(THE TASK): Using the entries that follow, state how many lines contain "Overly", with no other words.

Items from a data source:
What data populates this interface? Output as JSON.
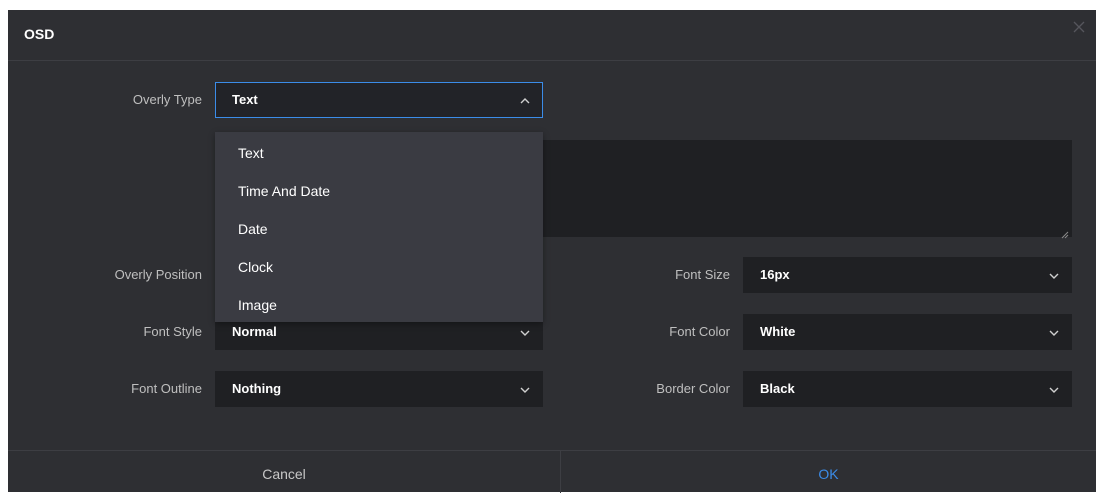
{
  "dialog": {
    "title": "OSD",
    "close_icon": "close-icon"
  },
  "form": {
    "overlay_type": {
      "label": "Overly Type",
      "value": "Text",
      "expanded": true
    },
    "overlay_position": {
      "label": "Overly Position"
    },
    "font_style": {
      "label": "Font Style",
      "value": "Normal"
    },
    "font_outline": {
      "label": "Font Outline",
      "value": "Nothing"
    },
    "font_size": {
      "label": "Font Size",
      "value": "16px"
    },
    "font_color": {
      "label": "Font Color",
      "value": "White"
    },
    "border_color": {
      "label": "Border Color",
      "value": "Black"
    },
    "text_content": {
      "value": ""
    }
  },
  "dropdown": {
    "options": [
      {
        "label": "Text"
      },
      {
        "label": "Time And Date"
      },
      {
        "label": "Date"
      },
      {
        "label": "Clock"
      },
      {
        "label": "Image"
      }
    ]
  },
  "footer": {
    "cancel_label": "Cancel",
    "ok_label": "OK"
  },
  "colors": {
    "background": "#2e2f33",
    "field": "#1f2023",
    "dropdown": "#3a3b42",
    "accent": "#3b8ce8"
  }
}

(WRITTEN SOLUTION): 2